15th Annual El Día de los Niños Celebration
at Goodman Community Center
Making Sure Parents and Children are Okay
Members of the El Día de los Niños Committee are (L-R) Jessie Lazo, Norma
Gallegos, Monica Caldwell, Carla Garces, Fabiola Hamdan, Sarah Shatz, Terry
Weaver, and Rissel Sanderson.
children, it has taken on a particular urgency this year with the turmoil surrounding immigration.

“We need to celebrate our Latino community because of the political climate that we are facing right now as immigrants, most specifically Latinos and Muslims,” said
Fabiola Hamdan, the long-time chair of the committee. “I think it is very important for the Latino community to come together to celebrate our children and give the
parents key resources. We are going to emphasize and give information about immigration. We have 3-4 different legal organizations that will be represented and they
will start giving information.”

The event will also feature Life Touch.

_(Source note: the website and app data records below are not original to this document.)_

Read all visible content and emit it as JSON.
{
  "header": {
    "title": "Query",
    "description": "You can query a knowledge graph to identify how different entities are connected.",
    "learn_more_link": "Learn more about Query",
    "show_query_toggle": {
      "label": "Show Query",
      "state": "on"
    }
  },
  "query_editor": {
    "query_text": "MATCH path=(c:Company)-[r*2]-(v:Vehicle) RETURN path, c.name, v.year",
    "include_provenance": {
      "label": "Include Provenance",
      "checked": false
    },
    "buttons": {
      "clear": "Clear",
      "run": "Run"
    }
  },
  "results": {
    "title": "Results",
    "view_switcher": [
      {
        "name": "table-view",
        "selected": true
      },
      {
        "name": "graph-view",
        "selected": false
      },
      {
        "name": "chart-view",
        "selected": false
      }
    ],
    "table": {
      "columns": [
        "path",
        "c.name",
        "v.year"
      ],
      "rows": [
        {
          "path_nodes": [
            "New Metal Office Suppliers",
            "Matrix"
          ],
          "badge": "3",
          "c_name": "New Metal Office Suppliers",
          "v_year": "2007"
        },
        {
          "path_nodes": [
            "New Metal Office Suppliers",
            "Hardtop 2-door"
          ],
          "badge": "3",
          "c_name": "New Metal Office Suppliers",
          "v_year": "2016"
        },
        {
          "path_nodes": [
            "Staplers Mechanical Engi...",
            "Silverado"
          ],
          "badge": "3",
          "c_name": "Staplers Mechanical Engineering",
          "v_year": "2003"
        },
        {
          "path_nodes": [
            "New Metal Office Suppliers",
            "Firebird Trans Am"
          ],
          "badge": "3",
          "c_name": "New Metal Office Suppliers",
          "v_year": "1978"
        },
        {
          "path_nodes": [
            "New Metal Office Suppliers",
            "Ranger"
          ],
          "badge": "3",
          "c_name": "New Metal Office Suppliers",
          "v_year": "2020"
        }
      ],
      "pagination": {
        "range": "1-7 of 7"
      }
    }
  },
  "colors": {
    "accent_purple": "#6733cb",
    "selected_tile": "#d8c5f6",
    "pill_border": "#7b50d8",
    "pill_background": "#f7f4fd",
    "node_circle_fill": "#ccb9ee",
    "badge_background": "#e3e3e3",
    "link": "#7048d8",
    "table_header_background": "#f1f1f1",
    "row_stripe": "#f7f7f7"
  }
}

“They provide IDs for kids, especially little ones who aren’t in school yet,” Hamdan said. “And they alert the Missing and Exploited Children with the data and the
information if a child gets kidnapped, we can put the picture and the current information on the Amber Alert. And that’s really important because we see all kinds of
stuff happening and our community may not know about it. That’s a very big thing for us to emphasize and promote.”

The day is also about the diversity of the Latino culture.

“It’s nice to see the many people,” said Monica Campbell, training program coordinator for the Latino Academy for Workforce Development. “The kids enjoy the day
with all of the activities that we do. I enjoy seeing how they socialize with each other. And some of the activities are from different cultures, so we learn from different
Latino countries. We don’t necessarily know what happened in Ecuador or Peru. So they can learn a little bit about the different cultures at the same time.”
By Jonathan Gramling

For the past 15 years, El Día de los Niños has almost been a rite of spring on
the first Saturday of May. It is as if the children come out of their cubby holes
and once again run and play outdoors and performing indoors as their parents
learn about community resources.

This year’s event being held on May 5th, 10 a.m. to 2 p.m. at Goodman
Community Center will attract well over 1,000 children and adults for a fun-
filled and educational day.

“All of the information that families can gather is very important because a lot
of families just don’t know about the resources that are out there for them,”
said Terry Weaver, a member of the committee and admissions coordinator for
The Richardson School. “This is just a very good program that allows families
to get out and have a little bit of fun and just be kids and enjoy themselves and
just gather information that they might find useful in the future. I’m hoping that
everyone comes out and has a great time. This is a fantastic event for a lot of
families, especially Latino families. Come out and have some fun.”

While the underlying foundation is support and resources for the parents and
It has also been a tradition for the Latino Academy and Vera Court Neighborhood Center
to provide the food for the festival.

“We hire a student who cooks around 1,000 tamales,” Caldwell said. “They are very
delicious and the student has been doing it for all of these years.”

There is also free Mexican ice cream, raspados, that will also be given away for free.

It’s important to Hamdan and the committee to keep the event free so that all families
can afford to come to the festival.

“The event is all about the kids and resources for their parents because if mom and dad
are okay, the kids are going to be very okay,” Hamdan said. “It’s also a day of coming
out and celebrating with a show. We have groups like Ballet Boliviamanta and dance
classes and different groups who come and dance. It’s just a nice way of really making
community. We’re going to have an open mic where kids can come and sing. It’s an
opportunity to have the parents have a nice time and relax and get key information and
at the same time, have fun with the kids.”

There are many individuals in the Latino community who have grown up with Niños.

“This year, a lot of our volunteers are UW students and a lot of Latino students help,”
Hamdan said. “A little girl who used to come as a niños is now a freshman at UW-
Madison. Now she wants to come as a volunteer.”

As the young ones continue to grow into adulthood and become professionals in the
community, it is Hamdan’s hope that they will pick up the torch of providing the Niños
experience to future generations.

Putting on Niños takes a lot of time and effort. Hamdan feels fortunate that partners like
CUNA Mutual, Group Health Cooperative, Haws Quindel S.C, Meriter Hospital, MG&E,
Safe Communities, Schwab & Charitable, Summit Credit Union, UW Health & Unity
Insurance and UW Health Children’s Hospital have always been there to provide the
financial support needed to put Niños on. And the volunteers on the committee always
know what needs to get done, so it takes little “supervision” on Hamdan’s part.

While it is a lot of work, seeing the children play, laugh and have fun makes it all worth
it to the committee members. It truly is the Day of the Child, El Día de los Niños.